Tegucigalpa, February 16th, 2023.-In orderto secure water resources and reduce the probability of natural disasters in the southwest of the Dominican Republic, the Central American Bank for Economic Integration (CABEI) approved a partial investment of US$236.9 million out of a total of US$336.1 million for the development of the "Project for the Construction of the Complementary Water Supply and Irrigation Works of the Montegrande Dam in the Barahona, Independencia and Bahoruco Provinces."

The initiative, which is expected to benefit 509,282 people in the provinces of Barahona, Bahoruco and Independencia, consists of the construction of a set of hydraulic works to meet the irrigation and clean water demands of the population, as well as for the generation of electricity and diversification of the energy matrix in the area.

"This complementary Project to the Montegrande Dam, also financed by CABEI, will bring important benefits not only in flood control in the area, but will also guarantee food security through the improvement of irrigation systems so that thousands of Dominicans can have access to crops with a high level of availability and quality, in addition to the generation of direct jobs," said CABEI Executive President, Dr. Dante Mossi.
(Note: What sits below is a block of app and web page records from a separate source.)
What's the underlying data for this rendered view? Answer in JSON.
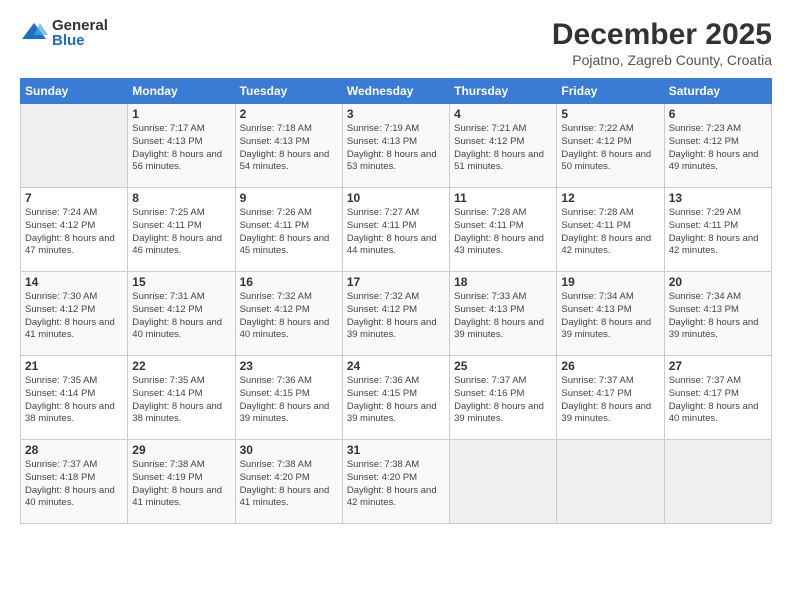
{
  "logo": {
    "general": "General",
    "blue": "Blue"
  },
  "header": {
    "month": "December 2025",
    "location": "Pojatno, Zagreb County, Croatia"
  },
  "weekdays": [
    "Sunday",
    "Monday",
    "Tuesday",
    "Wednesday",
    "Thursday",
    "Friday",
    "Saturday"
  ],
  "weeks": [
    [
      {
        "day": "",
        "sunrise": "",
        "sunset": "",
        "daylight": ""
      },
      {
        "day": "1",
        "sunrise": "Sunrise: 7:17 AM",
        "sunset": "Sunset: 4:13 PM",
        "daylight": "Daylight: 8 hours and 56 minutes."
      },
      {
        "day": "2",
        "sunrise": "Sunrise: 7:18 AM",
        "sunset": "Sunset: 4:13 PM",
        "daylight": "Daylight: 8 hours and 54 minutes."
      },
      {
        "day": "3",
        "sunrise": "Sunrise: 7:19 AM",
        "sunset": "Sunset: 4:13 PM",
        "daylight": "Daylight: 8 hours and 53 minutes."
      },
      {
        "day": "4",
        "sunrise": "Sunrise: 7:21 AM",
        "sunset": "Sunset: 4:12 PM",
        "daylight": "Daylight: 8 hours and 51 minutes."
      },
      {
        "day": "5",
        "sunrise": "Sunrise: 7:22 AM",
        "sunset": "Sunset: 4:12 PM",
        "daylight": "Daylight: 8 hours and 50 minutes."
      },
      {
        "day": "6",
        "sunrise": "Sunrise: 7:23 AM",
        "sunset": "Sunset: 4:12 PM",
        "daylight": "Daylight: 8 hours and 49 minutes."
      }
    ],
    [
      {
        "day": "7",
        "sunrise": "Sunrise: 7:24 AM",
        "sunset": "Sunset: 4:12 PM",
        "daylight": "Daylight: 8 hours and 47 minutes."
      },
      {
        "day": "8",
        "sunrise": "Sunrise: 7:25 AM",
        "sunset": "Sunset: 4:11 PM",
        "daylight": "Daylight: 8 hours and 46 minutes."
      },
      {
        "day": "9",
        "sunrise": "Sunrise: 7:26 AM",
        "sunset": "Sunset: 4:11 PM",
        "daylight": "Daylight: 8 hours and 45 minutes."
      },
      {
        "day": "10",
        "sunrise": "Sunrise: 7:27 AM",
        "sunset": "Sunset: 4:11 PM",
        "daylight": "Daylight: 8 hours and 44 minutes."
      },
      {
        "day": "11",
        "sunrise": "Sunrise: 7:28 AM",
        "sunset": "Sunset: 4:11 PM",
        "daylight": "Daylight: 8 hours and 43 minutes."
      },
      {
        "day": "12",
        "sunrise": "Sunrise: 7:28 AM",
        "sunset": "Sunset: 4:11 PM",
        "daylight": "Daylight: 8 hours and 42 minutes."
      },
      {
        "day": "13",
        "sunrise": "Sunrise: 7:29 AM",
        "sunset": "Sunset: 4:11 PM",
        "daylight": "Daylight: 8 hours and 42 minutes."
      }
    ],
    [
      {
        "day": "14",
        "sunrise": "Sunrise: 7:30 AM",
        "sunset": "Sunset: 4:12 PM",
        "daylight": "Daylight: 8 hours and 41 minutes."
      },
      {
        "day": "15",
        "sunrise": "Sunrise: 7:31 AM",
        "sunset": "Sunset: 4:12 PM",
        "daylight": "Daylight: 8 hours and 40 minutes."
      },
      {
        "day": "16",
        "sunrise": "Sunrise: 7:32 AM",
        "sunset": "Sunset: 4:12 PM",
        "daylight": "Daylight: 8 hours and 40 minutes."
      },
      {
        "day": "17",
        "sunrise": "Sunrise: 7:32 AM",
        "sunset": "Sunset: 4:12 PM",
        "daylight": "Daylight: 8 hours and 39 minutes."
      },
      {
        "day": "18",
        "sunrise": "Sunrise: 7:33 AM",
        "sunset": "Sunset: 4:13 PM",
        "daylight": "Daylight: 8 hours and 39 minutes."
      },
      {
        "day": "19",
        "sunrise": "Sunrise: 7:34 AM",
        "sunset": "Sunset: 4:13 PM",
        "daylight": "Daylight: 8 hours and 39 minutes."
      },
      {
        "day": "20",
        "sunrise": "Sunrise: 7:34 AM",
        "sunset": "Sunset: 4:13 PM",
        "daylight": "Daylight: 8 hours and 39 minutes."
      }
    ],
    [
      {
        "day": "21",
        "sunrise": "Sunrise: 7:35 AM",
        "sunset": "Sunset: 4:14 PM",
        "daylight": "Daylight: 8 hours and 38 minutes."
      },
      {
        "day": "22",
        "sunrise": "Sunrise: 7:35 AM",
        "sunset": "Sunset: 4:14 PM",
        "daylight": "Daylight: 8 hours and 38 minutes."
      },
      {
        "day": "23",
        "sunrise": "Sunrise: 7:36 AM",
        "sunset": "Sunset: 4:15 PM",
        "daylight": "Daylight: 8 hours and 39 minutes."
      },
      {
        "day": "24",
        "sunrise": "Sunrise: 7:36 AM",
        "sunset": "Sunset: 4:15 PM",
        "daylight": "Daylight: 8 hours and 39 minutes."
      },
      {
        "day": "25",
        "sunrise": "Sunrise: 7:37 AM",
        "sunset": "Sunset: 4:16 PM",
        "daylight": "Daylight: 8 hours and 39 minutes."
      },
      {
        "day": "26",
        "sunrise": "Sunrise: 7:37 AM",
        "sunset": "Sunset: 4:17 PM",
        "daylight": "Daylight: 8 hours and 39 minutes."
      },
      {
        "day": "27",
        "sunrise": "Sunrise: 7:37 AM",
        "sunset": "Sunset: 4:17 PM",
        "daylight": "Daylight: 8 hours and 40 minutes."
      }
    ],
    [
      {
        "day": "28",
        "sunrise": "Sunrise: 7:37 AM",
        "sunset": "Sunset: 4:18 PM",
        "daylight": "Daylight: 8 hours and 40 minutes."
      },
      {
        "day": "29",
        "sunrise": "Sunrise: 7:38 AM",
        "sunset": "Sunset: 4:19 PM",
        "daylight": "Daylight: 8 hours and 41 minutes."
      },
      {
        "day": "30",
        "sunrise": "Sunrise: 7:38 AM",
        "sunset": "Sunset: 4:20 PM",
        "daylight": "Daylight: 8 hours and 41 minutes."
      },
      {
        "day": "31",
        "sunrise": "Sunrise: 7:38 AM",
        "sunset": "Sunset: 4:20 PM",
        "daylight": "Daylight: 8 hours and 42 minutes."
      },
      {
        "day": "",
        "sunrise": "",
        "sunset": "",
        "daylight": ""
      },
      {
        "day": "",
        "sunrise": "",
        "sunset": "",
        "daylight": ""
      },
      {
        "day": "",
        "sunrise": "",
        "sunset": "",
        "daylight": ""
      }
    ]
  ]
}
The Montegrande Phase III Multipurpose Dam Project is located in the province of Barahona, on the border with the province of Azua in the southwest of the country and, as of December 2022, construction of the dam was 85.5% complete with disbursements of US$234.5 million of the total US$249.6 million approved by the multilateral.

This new operation is framed within CABEI's 2020-2024 Institutional Strategy, within the sustainable competitiveness axis that seeks to intervene in strengthening the economic, social and institutional factors that determine regional competitiveness, as well as the human development axis, which aims to generate effective social capacities for real social inclusion that ultimately translates into improving the well-being and quality of life of the region's inhabitants.